(What you are asked to do) From the entries below, pull out each line where "components" appears.

Page and application data records:
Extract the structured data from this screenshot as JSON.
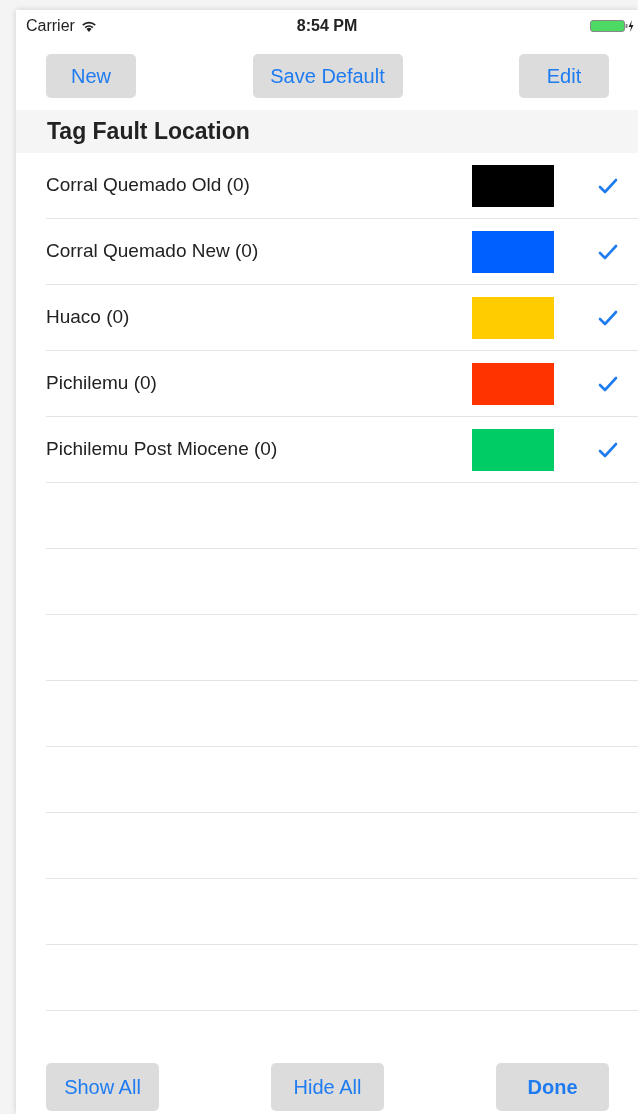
{
  "status_bar": {
    "carrier": "Carrier",
    "time": "8:54 PM"
  },
  "top_buttons": [
    {
      "label": "New"
    },
    {
      "label": "Save Default"
    },
    {
      "label": "Edit"
    }
  ],
  "section_title": "Tag Fault Location",
  "rows": [
    {
      "label": "Corral Quemado Old (0)",
      "color": "#000000",
      "checked": true
    },
    {
      "label": "Corral Quemado New (0)",
      "color": "#0060ff",
      "checked": true
    },
    {
      "label": "Huaco (0)",
      "color": "#ffcc00",
      "checked": true
    },
    {
      "label": "Pichilemu (0)",
      "color": "#ff3300",
      "checked": true
    },
    {
      "label": "Pichilemu Post Miocene (0)",
      "color": "#00cc66",
      "checked": true
    }
  ],
  "bottom_buttons": [
    {
      "label": "Show All",
      "bold": false
    },
    {
      "label": "Hide All",
      "bold": false
    },
    {
      "label": "Done",
      "bold": true
    }
  ]
}
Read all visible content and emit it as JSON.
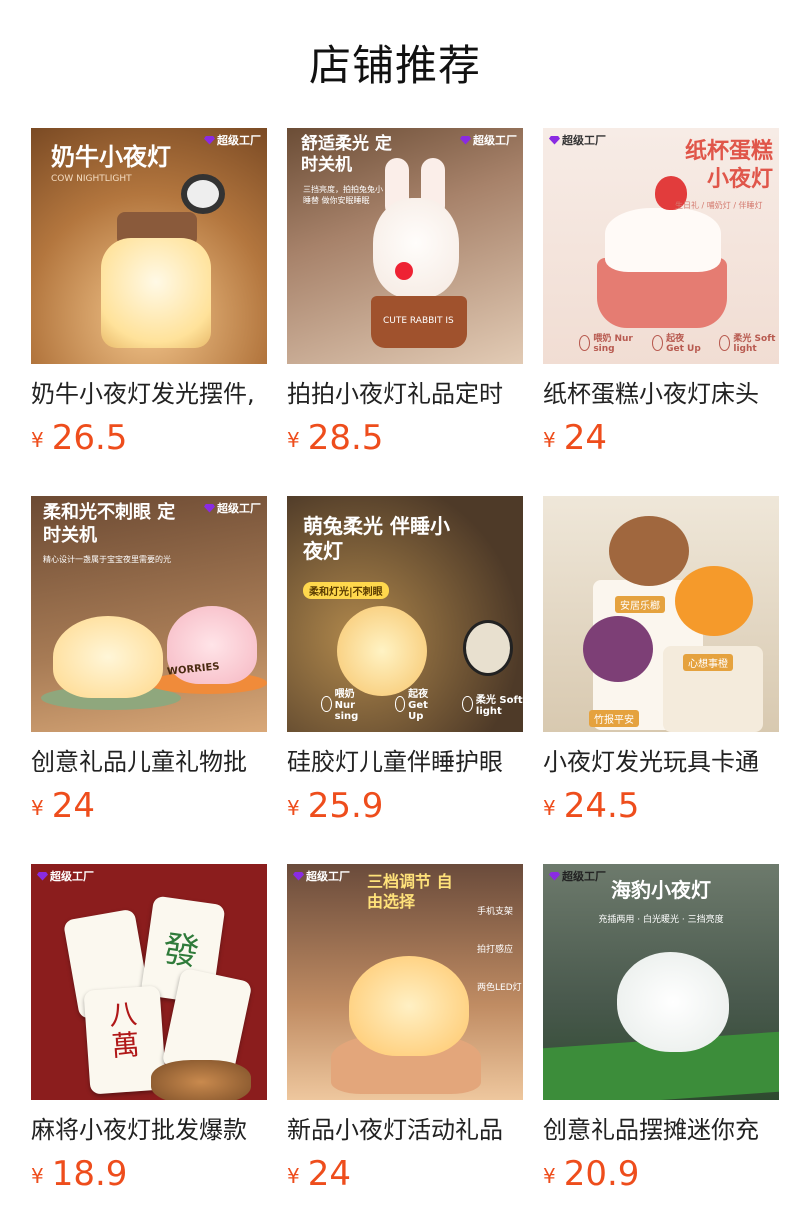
{
  "page": {
    "title": "店铺推荐"
  },
  "badge_text": "超级工厂",
  "currency": "¥",
  "products": [
    {
      "title": "奶牛小夜灯发光摆件,",
      "price": "26.5",
      "img": {
        "heading": "奶牛小夜灯",
        "sub": "COW NIGHTLIGHT"
      }
    },
    {
      "title": "拍拍小夜灯礼品定时",
      "price": "28.5",
      "img": {
        "heading": "舒适柔光 定时关机",
        "sub": "三挡亮度，拍拍兔兔小睡替 做你安眠睡眠",
        "band": "CUTE RABBIT IS"
      }
    },
    {
      "title": "纸杯蛋糕小夜灯床头",
      "price": "24",
      "img": {
        "heading": "纸杯蛋糕 小夜灯",
        "sub": "生日礼 / 哺奶灯 / 伴睡灯",
        "icons": [
          "喂奶 Nur sing",
          "起夜 Get Up",
          "柔光 Soft light"
        ]
      }
    },
    {
      "title": "创意礼品儿童礼物批",
      "price": "24",
      "img": {
        "heading": "柔和光不刺眼 定时关机",
        "sub": "精心设计一盏属于宝宝夜里需要的光",
        "band": "WORRIES"
      }
    },
    {
      "title": "硅胶灯儿童伴睡护眼",
      "price": "25.9",
      "img": {
        "heading": "萌兔柔光 伴睡小夜灯",
        "pill": "柔和灯光|不刺眼",
        "icons": [
          "喂奶 Nur sing",
          "起夜 Get Up",
          "柔光 Soft light"
        ]
      }
    },
    {
      "title": "小夜灯发光玩具卡通",
      "price": "24.5",
      "img": {
        "tags": [
          "安居乐榔",
          "心想事橙",
          "竹报平安"
        ]
      }
    },
    {
      "title": "麻将小夜灯批发爆款",
      "price": "18.9",
      "img": {
        "tiles": [
          "發",
          "八萬"
        ]
      }
    },
    {
      "title": "新品小夜灯活动礼品",
      "price": "24",
      "img": {
        "heading": "三档调节 自由选择",
        "features": [
          "手机支架",
          "拍打感应",
          "两色LED灯"
        ]
      }
    },
    {
      "title": "创意礼品摆摊迷你充",
      "price": "20.9",
      "img": {
        "heading": "海豹小夜灯",
        "sub": "充插两用 · 白光暖光 · 三挡亮度"
      }
    }
  ],
  "colors": {
    "price": "#ee4d1c",
    "title": "#222222"
  }
}
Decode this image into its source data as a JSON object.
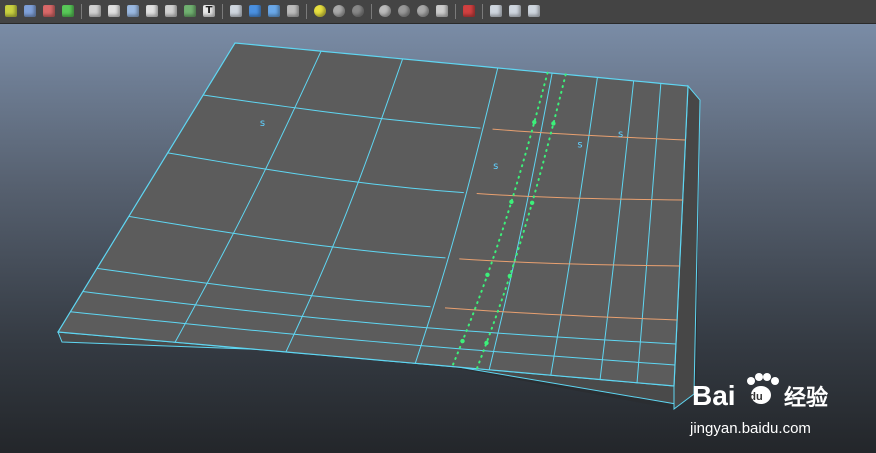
{
  "toolbar": {
    "buttons": [
      {
        "name": "panel-layout-button",
        "icon": "columns-icon"
      },
      {
        "name": "select-camera-button",
        "icon": "camera-icon"
      },
      {
        "name": "bookmark-button",
        "icon": "bookmark-icon"
      },
      {
        "name": "image-plane-button",
        "icon": "image-plane-icon"
      },
      {
        "name": "grid-toggle-button",
        "icon": "grid-icon"
      },
      {
        "name": "film-gate-button",
        "icon": "film-gate-icon"
      },
      {
        "name": "resolution-gate-button",
        "icon": "resolution-gate-icon"
      },
      {
        "name": "gate-mask-button",
        "icon": "gate-mask-icon"
      },
      {
        "name": "field-chart-button",
        "icon": "field-chart-icon"
      },
      {
        "name": "safe-action-button",
        "icon": "safe-action-icon"
      },
      {
        "name": "safe-title-button",
        "icon": "safe-title-icon"
      },
      {
        "name": "wireframe-button",
        "icon": "wireframe-cube-icon"
      },
      {
        "name": "smooth-shade-button",
        "icon": "shaded-cube-icon"
      },
      {
        "name": "wireframe-on-shaded-button",
        "icon": "wire-shaded-cube-icon"
      },
      {
        "name": "textured-button",
        "icon": "checker-icon"
      },
      {
        "name": "use-all-lights-button",
        "icon": "light-bulb-icon"
      },
      {
        "name": "shadows-button",
        "icon": "shadow-sphere-icon"
      },
      {
        "name": "screen-space-ao-button",
        "icon": "ao-sphere-icon"
      },
      {
        "name": "motion-blur-button",
        "icon": "motion-blur-icon"
      },
      {
        "name": "multisample-aa-button",
        "icon": "aa-icon"
      },
      {
        "name": "depth-of-field-button",
        "icon": "dof-icon"
      },
      {
        "name": "xray-button",
        "icon": "xray-icon"
      },
      {
        "name": "isolate-select-button",
        "icon": "isolate-icon"
      },
      {
        "name": "xray-joints-button",
        "icon": "xray-joints-icon"
      },
      {
        "name": "xray-components-button",
        "icon": "xray-components-icon"
      },
      {
        "name": "two-sided-lighting-button",
        "icon": "two-sided-icon"
      }
    ],
    "label_glyph": "T"
  },
  "viewport": {
    "subdiv_marker": "s"
  },
  "colors": {
    "mesh_face": "#5c5c5c",
    "wire": "#5fd6f2",
    "edge_loop": "#e8a070",
    "selected_edge": "#3cf07a"
  },
  "watermark": {
    "brand": "Bai",
    "brand_cn": "经验",
    "url": "jingyan.baidu.com"
  }
}
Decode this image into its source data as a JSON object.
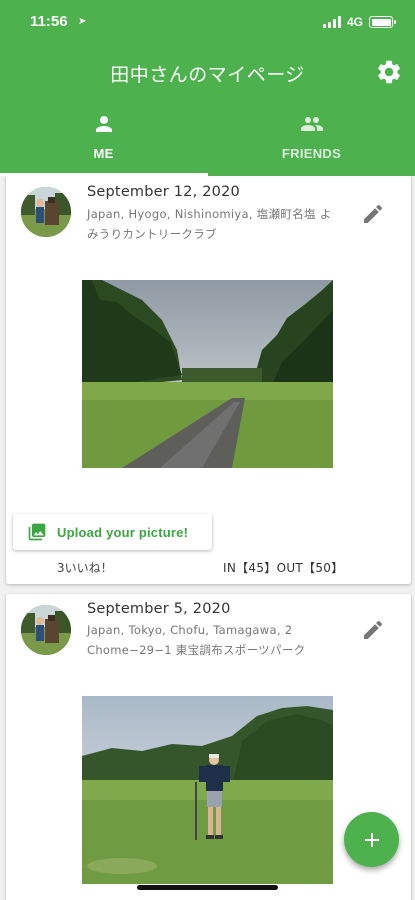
{
  "status_bar": {
    "time": "11:56",
    "network": "4G"
  },
  "header": {
    "title": "田中さんのマイページ"
  },
  "tabs": [
    {
      "label": "ME",
      "icon": "person-icon",
      "active": true
    },
    {
      "label": "FRIENDS",
      "icon": "group-icon",
      "active": false
    }
  ],
  "posts": [
    {
      "date": "September 12, 2020",
      "location": "Japan, Hyogo, Nishinomiya, 塩瀬町名塩 よみうりカントリークラブ",
      "upload_label": "Upload your picture!",
      "likes": "3いいね！",
      "score": "IN【45】OUT【50】"
    },
    {
      "date": "September 5, 2020",
      "location": "Japan, Tokyo, Chofu, Tamagawa, 2 Chome−29−1 東宝調布スポーツパーク"
    }
  ],
  "colors": {
    "brand": "#4db24e",
    "accent_text": "#3ca643"
  }
}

(Solution for this task)
        "name": "xray-components-button",
        "icon": "xray-components-icon"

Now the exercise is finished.